WHAT IS EXPECTED: Type the entries again, word for word.

*** TASK INPUT

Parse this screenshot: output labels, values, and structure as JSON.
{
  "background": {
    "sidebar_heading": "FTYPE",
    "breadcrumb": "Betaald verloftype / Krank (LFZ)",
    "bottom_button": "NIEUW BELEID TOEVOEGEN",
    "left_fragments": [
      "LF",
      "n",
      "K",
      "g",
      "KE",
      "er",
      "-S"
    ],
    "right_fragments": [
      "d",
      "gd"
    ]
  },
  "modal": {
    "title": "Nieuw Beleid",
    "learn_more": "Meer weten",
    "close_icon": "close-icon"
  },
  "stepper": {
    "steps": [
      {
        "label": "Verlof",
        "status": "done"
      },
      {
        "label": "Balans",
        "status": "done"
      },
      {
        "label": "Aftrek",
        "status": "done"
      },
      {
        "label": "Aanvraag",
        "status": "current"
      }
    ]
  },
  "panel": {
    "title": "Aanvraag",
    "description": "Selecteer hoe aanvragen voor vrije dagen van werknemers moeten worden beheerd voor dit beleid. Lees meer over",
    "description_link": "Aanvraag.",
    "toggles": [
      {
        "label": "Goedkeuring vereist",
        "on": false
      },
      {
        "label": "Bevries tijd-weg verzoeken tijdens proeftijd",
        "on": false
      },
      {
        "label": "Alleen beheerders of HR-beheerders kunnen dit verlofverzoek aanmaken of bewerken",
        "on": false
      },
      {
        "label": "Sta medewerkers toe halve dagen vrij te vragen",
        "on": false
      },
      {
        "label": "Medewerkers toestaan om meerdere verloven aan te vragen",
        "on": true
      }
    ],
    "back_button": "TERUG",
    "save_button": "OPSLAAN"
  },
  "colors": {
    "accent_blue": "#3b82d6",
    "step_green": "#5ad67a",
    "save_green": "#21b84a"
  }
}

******

RESPONSE BELOW:
Parse this screenshot: output labels, values, and structure as JSON.
{
  "background": {
    "sidebar_heading": "FTYPE",
    "breadcrumb": "Betaald verloftype / Krank (LFZ)",
    "bottom_button": "NIEUW BELEID TOEVOEGEN",
    "left_fragments": [
      "LF",
      "n",
      "K",
      "g",
      "KE",
      "er",
      "-S"
    ],
    "right_fragments": [
      "d",
      "gd"
    ]
  },
  "modal": {
    "title": "Nieuw Beleid",
    "learn_more": "Meer weten",
    "close_icon": "close-icon"
  },
  "stepper": {
    "steps": [
      {
        "label": "Verlof",
        "status": "done"
      },
      {
        "label": "Balans",
        "status": "done"
      },
      {
        "label": "Aftrek",
        "status": "done"
      },
      {
        "label": "Aanvraag",
        "status": "current"
      }
    ]
  },
  "panel": {
    "title": "Aanvraag",
    "description": "Selecteer hoe aanvragen voor vrije dagen van werknemers moeten worden beheerd voor dit beleid. Lees meer over",
    "description_link": "Aanvraag.",
    "toggles": [
      {
        "label": "Goedkeuring vereist",
        "on": false
      },
      {
        "label": "Bevries tijd-weg verzoeken tijdens proeftijd",
        "on": false
      },
      {
        "label": "Alleen beheerders of HR-beheerders kunnen dit verlofverzoek aanmaken of bewerken",
        "on": false
      },
      {
        "label": "Sta medewerkers toe halve dagen vrij te vragen",
        "on": false
      },
      {
        "label": "Medewerkers toestaan om meerdere verloven aan te vragen",
        "on": true
      }
    ],
    "back_button": "TERUG",
    "save_button": "OPSLAAN"
  },
  "colors": {
    "accent_blue": "#3b82d6",
    "step_green": "#5ad67a",
    "save_green": "#21b84a"
  }
}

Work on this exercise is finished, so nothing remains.